Uranium enrichment and plutonium reprocessing can both produce fissile material for nuclear warheads. While Iran says it only wants to generate energy and needs the plutonium-producing Arak plant to make nuclear isotopes for medical use, there is concern because both programs could be used to make weapons.

The board decision was to waive a ruling on the Arak reactor. That in effect denied IAEA help — at least for the next two years, after which new requests will be considered and the Arak project may be resubmitted.

Dueling interpretations
The wording of the board's decision, which approved all requests for IAEA technical aid "with the exception of" Arak, allowed both the United States and Iran to claim victory.

Gregory L. Schulte, the chief U.S. delegate to the IAEA, said Arak was "removed entirely from the program, not just deferred."

"The U.S. and the IAEA are not prepared to help countries build nuclear bombs," he told reporters.

Disputing Schulte's view, Ali Ashgar Soltanieh, the chief Iranian representative, said the ruling means "that this project was not deleted ... and therefore we are expecting as soon as possible the decision be made" to provide the requested aid.

In Tehran, Iranian Foreign Minister Manouchehr Mottaki said the IAEA was legally required to provide technical assistance to Iran, a signatory to the Nuclear Nonproliferation Treaty.

"It is the duty of the IAEA to help.
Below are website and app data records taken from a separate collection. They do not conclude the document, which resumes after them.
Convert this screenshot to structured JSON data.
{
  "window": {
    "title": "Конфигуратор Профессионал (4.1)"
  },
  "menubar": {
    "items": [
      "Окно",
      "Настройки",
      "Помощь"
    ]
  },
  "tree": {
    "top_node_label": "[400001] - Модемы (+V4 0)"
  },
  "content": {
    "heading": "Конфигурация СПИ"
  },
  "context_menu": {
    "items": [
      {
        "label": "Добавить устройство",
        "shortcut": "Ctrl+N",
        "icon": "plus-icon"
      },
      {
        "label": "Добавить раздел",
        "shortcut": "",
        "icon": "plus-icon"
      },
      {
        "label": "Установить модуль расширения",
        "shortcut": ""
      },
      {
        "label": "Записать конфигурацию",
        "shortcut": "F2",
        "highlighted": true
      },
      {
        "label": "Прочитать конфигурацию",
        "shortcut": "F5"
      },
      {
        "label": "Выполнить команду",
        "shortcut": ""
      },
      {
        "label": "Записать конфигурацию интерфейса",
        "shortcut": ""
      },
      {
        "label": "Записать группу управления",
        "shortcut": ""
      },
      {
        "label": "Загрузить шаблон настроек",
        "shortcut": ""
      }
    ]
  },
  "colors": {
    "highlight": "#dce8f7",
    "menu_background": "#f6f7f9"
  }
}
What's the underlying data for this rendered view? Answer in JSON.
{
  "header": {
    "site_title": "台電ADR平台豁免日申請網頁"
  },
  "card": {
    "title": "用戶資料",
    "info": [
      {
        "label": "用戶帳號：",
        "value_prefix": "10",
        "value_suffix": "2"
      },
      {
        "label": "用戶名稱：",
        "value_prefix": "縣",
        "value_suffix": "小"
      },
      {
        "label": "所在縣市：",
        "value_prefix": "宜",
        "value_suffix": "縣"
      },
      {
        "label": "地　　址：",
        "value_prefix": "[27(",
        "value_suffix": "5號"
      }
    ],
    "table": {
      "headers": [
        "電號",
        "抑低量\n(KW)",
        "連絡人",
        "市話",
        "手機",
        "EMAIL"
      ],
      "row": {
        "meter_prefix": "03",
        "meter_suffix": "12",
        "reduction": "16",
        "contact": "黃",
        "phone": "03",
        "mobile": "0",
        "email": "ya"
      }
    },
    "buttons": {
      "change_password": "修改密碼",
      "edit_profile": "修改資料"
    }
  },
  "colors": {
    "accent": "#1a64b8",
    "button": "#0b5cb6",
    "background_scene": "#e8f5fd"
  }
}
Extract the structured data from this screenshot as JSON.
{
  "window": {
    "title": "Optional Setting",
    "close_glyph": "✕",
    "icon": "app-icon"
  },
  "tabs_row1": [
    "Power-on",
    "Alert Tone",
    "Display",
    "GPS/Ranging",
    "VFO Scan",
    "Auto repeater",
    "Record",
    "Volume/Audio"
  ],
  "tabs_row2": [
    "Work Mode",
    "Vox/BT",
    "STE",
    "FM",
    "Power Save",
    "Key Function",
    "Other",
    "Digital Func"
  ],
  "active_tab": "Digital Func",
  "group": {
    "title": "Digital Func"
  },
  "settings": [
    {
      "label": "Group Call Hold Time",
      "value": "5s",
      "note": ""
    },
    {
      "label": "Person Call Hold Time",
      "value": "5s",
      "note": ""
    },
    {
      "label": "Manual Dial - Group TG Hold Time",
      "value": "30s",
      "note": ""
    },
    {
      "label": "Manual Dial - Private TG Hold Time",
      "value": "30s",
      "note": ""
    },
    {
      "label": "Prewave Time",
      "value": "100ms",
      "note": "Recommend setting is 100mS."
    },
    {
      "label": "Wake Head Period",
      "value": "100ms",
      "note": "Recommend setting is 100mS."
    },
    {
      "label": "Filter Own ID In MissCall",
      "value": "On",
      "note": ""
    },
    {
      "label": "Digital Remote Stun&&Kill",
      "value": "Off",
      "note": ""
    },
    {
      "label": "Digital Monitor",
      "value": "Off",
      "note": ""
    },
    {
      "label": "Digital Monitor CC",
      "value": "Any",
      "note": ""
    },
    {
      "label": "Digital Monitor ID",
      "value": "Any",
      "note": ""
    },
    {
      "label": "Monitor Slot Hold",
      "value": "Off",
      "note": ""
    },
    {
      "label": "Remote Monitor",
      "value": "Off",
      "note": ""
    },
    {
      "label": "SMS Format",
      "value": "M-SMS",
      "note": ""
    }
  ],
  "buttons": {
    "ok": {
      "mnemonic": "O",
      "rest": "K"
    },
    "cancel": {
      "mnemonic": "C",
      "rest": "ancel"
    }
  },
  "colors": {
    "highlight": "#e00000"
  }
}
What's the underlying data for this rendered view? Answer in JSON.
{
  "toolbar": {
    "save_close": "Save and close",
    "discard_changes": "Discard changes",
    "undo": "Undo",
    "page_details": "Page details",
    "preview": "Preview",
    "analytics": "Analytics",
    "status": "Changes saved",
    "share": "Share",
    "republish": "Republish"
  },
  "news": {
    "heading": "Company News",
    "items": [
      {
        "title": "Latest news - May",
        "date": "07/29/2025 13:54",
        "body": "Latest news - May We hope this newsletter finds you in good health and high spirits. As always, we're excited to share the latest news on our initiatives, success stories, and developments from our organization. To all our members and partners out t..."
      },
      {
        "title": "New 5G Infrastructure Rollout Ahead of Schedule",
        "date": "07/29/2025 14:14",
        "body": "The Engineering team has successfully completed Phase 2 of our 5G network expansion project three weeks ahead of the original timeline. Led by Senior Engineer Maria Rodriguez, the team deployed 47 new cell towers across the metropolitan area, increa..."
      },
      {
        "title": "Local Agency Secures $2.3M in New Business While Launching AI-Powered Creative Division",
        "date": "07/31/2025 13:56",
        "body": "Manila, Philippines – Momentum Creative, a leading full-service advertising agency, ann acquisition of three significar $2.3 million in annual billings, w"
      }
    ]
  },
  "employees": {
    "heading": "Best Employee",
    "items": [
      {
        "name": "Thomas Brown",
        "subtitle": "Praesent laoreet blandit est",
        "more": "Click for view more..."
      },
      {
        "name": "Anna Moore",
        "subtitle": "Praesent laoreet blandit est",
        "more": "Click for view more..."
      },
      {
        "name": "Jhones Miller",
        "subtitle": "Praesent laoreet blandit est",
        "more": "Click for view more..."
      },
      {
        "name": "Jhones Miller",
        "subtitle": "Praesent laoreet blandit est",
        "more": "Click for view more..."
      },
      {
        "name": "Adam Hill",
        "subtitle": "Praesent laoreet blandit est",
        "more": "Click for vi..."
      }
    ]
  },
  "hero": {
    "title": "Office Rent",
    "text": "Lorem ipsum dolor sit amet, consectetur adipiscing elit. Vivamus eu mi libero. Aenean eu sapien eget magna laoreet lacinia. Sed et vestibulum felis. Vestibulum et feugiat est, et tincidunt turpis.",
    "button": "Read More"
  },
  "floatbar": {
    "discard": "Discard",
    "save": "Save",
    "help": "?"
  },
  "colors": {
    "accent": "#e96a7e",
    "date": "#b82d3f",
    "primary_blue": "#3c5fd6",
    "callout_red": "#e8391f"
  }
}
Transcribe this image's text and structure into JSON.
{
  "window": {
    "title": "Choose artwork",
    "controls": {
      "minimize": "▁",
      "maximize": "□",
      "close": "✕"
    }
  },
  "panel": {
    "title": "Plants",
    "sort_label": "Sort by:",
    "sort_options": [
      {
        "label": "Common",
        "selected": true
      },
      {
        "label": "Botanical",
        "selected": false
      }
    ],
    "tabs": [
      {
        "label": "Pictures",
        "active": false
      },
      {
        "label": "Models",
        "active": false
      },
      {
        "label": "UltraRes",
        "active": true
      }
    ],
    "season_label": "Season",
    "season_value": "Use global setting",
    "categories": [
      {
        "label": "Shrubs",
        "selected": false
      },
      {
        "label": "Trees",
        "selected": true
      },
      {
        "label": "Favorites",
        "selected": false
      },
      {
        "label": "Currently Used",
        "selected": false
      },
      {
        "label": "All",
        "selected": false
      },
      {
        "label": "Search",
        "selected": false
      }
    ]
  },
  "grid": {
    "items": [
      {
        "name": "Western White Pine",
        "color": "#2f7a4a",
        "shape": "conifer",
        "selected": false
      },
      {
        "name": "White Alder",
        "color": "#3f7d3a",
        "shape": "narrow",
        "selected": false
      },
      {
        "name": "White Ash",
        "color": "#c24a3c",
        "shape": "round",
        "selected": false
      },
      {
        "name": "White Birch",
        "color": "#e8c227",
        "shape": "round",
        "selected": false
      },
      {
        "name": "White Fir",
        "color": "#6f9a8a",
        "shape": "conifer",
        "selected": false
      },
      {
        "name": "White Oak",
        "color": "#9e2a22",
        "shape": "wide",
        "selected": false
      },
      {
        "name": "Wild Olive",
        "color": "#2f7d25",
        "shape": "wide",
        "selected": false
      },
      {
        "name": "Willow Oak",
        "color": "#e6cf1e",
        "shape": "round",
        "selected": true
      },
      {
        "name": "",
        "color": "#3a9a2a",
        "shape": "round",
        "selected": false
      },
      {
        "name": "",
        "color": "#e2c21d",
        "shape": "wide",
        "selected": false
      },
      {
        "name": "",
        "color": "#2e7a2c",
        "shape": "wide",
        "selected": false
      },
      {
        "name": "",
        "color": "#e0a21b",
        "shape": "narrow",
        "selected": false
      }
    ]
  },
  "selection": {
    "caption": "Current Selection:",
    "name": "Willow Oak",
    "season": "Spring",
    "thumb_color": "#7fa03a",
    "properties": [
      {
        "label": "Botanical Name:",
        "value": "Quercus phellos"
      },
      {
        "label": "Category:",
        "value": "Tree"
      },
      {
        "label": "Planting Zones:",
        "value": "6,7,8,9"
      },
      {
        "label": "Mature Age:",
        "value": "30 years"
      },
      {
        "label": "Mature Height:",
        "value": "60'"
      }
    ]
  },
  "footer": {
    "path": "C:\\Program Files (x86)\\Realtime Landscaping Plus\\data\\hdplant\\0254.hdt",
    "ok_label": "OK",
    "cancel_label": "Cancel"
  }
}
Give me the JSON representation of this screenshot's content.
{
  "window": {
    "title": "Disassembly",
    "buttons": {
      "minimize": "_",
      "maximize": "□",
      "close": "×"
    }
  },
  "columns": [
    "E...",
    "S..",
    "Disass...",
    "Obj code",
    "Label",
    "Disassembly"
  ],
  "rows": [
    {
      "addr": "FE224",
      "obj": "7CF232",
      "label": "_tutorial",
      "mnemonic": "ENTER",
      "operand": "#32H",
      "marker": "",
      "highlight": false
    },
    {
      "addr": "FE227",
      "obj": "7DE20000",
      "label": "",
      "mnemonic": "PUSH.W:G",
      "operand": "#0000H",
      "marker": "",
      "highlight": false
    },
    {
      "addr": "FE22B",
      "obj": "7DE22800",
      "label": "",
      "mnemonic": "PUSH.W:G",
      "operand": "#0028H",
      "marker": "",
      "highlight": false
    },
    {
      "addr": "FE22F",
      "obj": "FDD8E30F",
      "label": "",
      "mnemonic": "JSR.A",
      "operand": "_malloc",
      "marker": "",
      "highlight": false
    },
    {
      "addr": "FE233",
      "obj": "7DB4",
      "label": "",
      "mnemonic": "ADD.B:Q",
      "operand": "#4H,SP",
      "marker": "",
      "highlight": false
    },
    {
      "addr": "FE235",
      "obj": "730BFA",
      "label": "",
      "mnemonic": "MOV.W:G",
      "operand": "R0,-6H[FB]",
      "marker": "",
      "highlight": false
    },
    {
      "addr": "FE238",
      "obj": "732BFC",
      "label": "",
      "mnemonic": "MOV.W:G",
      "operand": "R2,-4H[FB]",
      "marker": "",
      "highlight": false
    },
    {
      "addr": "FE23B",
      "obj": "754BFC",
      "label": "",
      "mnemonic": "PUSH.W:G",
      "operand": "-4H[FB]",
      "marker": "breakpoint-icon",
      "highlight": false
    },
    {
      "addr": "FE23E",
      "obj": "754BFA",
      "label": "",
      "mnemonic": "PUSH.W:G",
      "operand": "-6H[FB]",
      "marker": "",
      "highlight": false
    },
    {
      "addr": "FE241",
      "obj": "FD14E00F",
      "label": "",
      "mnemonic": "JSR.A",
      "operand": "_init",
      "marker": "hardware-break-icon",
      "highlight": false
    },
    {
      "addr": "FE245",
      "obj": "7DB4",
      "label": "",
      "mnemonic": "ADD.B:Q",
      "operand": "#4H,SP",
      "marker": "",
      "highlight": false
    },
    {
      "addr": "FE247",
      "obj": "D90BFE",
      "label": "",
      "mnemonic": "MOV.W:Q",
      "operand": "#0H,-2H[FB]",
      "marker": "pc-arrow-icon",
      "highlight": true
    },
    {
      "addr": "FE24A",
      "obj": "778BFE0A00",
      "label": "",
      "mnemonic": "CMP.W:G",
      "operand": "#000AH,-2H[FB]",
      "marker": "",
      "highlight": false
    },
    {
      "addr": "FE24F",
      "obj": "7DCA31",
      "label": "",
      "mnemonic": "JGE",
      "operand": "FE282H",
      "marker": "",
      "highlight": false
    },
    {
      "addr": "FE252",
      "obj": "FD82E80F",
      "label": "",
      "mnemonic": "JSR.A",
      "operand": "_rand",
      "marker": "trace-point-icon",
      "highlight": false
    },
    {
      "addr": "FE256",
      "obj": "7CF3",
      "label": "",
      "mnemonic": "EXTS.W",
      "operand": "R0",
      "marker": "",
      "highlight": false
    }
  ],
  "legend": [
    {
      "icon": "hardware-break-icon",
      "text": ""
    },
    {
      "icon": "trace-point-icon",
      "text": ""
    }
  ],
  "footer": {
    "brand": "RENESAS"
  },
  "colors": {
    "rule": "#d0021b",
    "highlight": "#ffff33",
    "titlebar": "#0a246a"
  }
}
If they help, we will appreciate it. If not, we will do it on our own," Mottaki said.

Like the plutonium that will be produced at Arak, Iranian efforts to develop a full enrichment program worry the international community. Ignoring a July Security Council demand to stop enrichment activities, Iran has instead expanded them, recently setting up a second experimental chain of 164 centrifuges to produce small amounts of low-enriched uranium.

And its plans are ambitious — Tehran has said it intends to activate 3,000 centrifuges by late 2006, and then increase the program to 54,000 centrifuges. That, say Iranian officials, would produce enough enriched uranium to fuel a 1,000-megawatt reactor, such as that at Bushehr, being built by Russia and near completion. Experts have estimated that — if interested — Iran would need only 1,500 centrifuges to produce a nuclear weapon.

Records could give IAEA useful information
While Iran's pilot enrichment plant at Natanz is under some IAEA monitoring, Iran's offer to open the operating records of that facility could potentially yield key information to agency inspectors that has up to now been off limits.

"It should tell them how well the centrifuges have operated," said former U.N. nuclear inspector David Albright, whose Washington-based Institute for Science and International Security closely tracks Iran's nuclear activities. Such information is important to verify other evidence that the Iranian program has been hobbled by technical glitches.

The records should also help strengthen IAEA findings on the degree to which Iran has enriched the small amount of uranium it has processed since starting its enrichment program early this year. The agency puts that at 5 percent or below — far from the more than 90 percent needed to make the core of nuclear warheads.

Tehran's other offer — to allow IAEA inspectors to look for new samples of enriched uranium at a site where earlier finds revealed traces that could come from an undeclared program linked to the military — was described as "important" by a U.N. official. He demanded anonymity because he was not authorized to publicly comment on the issue.

The board also reviewed a report on the latest stage of a nearly four-year IAEA investigation into Iran's nuclear activities.

That report says that the agency has been unable to make headway in determining whether suspicions that Tehran intends to make nuclear weapons are well founded. On Thursday, ElBaradei said his inspectors had "not been able to make any progress" in their investigation.